=== Section Start ===

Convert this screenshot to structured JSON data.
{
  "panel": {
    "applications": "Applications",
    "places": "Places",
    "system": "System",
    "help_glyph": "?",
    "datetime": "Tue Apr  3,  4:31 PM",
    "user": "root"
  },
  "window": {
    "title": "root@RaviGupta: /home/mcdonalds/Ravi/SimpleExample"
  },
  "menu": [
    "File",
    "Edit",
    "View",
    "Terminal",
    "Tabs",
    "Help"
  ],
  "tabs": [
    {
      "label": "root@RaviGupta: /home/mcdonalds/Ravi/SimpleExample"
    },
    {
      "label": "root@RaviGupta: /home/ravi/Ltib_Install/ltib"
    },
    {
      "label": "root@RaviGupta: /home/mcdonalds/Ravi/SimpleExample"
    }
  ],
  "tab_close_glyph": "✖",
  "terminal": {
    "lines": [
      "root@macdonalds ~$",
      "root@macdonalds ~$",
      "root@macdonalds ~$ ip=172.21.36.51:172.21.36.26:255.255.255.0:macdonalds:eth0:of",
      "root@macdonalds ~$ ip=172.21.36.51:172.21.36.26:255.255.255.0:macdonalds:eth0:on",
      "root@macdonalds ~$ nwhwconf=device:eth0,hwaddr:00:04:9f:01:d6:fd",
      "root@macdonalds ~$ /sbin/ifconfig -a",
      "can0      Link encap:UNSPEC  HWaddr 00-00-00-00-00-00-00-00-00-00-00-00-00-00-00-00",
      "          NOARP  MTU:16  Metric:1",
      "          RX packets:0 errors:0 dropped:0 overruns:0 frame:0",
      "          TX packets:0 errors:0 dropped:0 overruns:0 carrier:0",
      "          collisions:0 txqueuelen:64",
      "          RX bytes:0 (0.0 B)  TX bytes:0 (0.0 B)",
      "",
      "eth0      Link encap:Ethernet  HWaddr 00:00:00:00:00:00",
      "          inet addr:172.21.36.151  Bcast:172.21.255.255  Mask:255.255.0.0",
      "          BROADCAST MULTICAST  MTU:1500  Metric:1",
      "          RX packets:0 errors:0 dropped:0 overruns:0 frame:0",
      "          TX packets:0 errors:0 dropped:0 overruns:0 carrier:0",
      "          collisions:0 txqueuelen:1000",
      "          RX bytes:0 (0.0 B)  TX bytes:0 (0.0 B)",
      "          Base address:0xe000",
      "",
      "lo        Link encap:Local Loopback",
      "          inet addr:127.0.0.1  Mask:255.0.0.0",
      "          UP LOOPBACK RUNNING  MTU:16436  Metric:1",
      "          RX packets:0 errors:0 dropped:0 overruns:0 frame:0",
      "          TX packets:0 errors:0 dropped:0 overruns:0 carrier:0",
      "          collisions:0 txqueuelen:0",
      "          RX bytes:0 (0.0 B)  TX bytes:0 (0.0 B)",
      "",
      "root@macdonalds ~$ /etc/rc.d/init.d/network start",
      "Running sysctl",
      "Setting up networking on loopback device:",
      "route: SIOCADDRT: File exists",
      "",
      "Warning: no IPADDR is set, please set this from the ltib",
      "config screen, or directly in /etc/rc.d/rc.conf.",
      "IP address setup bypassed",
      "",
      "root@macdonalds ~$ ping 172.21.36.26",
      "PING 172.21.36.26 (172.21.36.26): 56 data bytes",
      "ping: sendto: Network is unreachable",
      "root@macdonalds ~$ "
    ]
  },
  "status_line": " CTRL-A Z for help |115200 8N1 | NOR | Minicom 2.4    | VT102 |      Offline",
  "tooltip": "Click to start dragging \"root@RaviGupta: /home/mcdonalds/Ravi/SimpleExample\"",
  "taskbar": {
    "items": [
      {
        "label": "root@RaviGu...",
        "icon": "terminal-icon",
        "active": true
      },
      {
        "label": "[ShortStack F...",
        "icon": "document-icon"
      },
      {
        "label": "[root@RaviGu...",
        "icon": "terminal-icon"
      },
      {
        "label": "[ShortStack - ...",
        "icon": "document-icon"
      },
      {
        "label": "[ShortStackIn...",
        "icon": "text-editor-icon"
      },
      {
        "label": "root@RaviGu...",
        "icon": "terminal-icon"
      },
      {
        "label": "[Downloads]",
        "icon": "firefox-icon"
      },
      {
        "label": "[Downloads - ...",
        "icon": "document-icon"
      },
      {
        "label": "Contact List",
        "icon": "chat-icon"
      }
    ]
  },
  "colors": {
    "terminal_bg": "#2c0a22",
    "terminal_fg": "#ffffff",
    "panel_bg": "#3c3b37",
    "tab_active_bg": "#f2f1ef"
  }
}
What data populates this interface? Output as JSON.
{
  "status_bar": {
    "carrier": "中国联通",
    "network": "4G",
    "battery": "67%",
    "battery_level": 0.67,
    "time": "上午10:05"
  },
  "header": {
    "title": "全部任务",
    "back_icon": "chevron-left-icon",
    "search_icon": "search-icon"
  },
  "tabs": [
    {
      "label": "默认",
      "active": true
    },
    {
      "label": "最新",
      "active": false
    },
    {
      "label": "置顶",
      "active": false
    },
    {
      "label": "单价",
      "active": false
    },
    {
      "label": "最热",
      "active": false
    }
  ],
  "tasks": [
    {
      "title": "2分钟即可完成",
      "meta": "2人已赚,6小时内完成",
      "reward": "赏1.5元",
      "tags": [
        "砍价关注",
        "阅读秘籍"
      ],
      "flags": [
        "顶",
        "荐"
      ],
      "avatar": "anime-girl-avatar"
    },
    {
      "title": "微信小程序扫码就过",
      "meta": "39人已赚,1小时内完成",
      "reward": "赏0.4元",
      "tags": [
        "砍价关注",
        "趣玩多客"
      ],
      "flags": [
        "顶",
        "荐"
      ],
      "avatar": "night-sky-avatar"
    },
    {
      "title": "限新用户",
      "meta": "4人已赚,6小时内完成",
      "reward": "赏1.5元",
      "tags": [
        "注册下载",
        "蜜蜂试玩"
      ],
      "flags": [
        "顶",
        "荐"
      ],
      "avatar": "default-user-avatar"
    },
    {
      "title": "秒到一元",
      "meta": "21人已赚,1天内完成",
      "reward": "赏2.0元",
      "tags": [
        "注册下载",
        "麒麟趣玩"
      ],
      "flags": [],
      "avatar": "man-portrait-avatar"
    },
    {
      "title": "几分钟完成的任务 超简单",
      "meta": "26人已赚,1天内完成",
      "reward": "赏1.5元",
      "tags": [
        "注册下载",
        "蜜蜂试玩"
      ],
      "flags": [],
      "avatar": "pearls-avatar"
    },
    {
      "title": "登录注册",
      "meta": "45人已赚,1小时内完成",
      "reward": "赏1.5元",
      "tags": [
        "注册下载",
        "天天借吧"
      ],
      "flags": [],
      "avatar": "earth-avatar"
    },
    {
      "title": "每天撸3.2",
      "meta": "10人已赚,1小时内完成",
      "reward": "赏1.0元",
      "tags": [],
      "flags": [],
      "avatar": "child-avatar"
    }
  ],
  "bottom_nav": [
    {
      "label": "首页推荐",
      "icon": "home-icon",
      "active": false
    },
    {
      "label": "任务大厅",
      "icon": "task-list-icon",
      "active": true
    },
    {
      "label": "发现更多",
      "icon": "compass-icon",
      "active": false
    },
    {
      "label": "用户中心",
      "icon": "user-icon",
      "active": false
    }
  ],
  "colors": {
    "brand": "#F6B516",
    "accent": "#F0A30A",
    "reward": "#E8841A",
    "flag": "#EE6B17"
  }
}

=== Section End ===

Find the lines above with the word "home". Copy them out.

    "title": "root@RaviGupta: /home/mcdonalds/Ravi/SimpleExample"
      "label": "root@RaviGupta: /home/mcdonalds/Ravi/SimpleExample"
      "label": "root@RaviGupta: /home/ravi/Ltib_Install/ltib"
      "label": "root@RaviGupta: /home/mcdonalds/Ravi/SimpleExample"
  "tooltip": "Click to start dragging \"root@RaviGupta: /home/mcdonalds/Ravi/SimpleExample\"",
      "icon": "home-icon",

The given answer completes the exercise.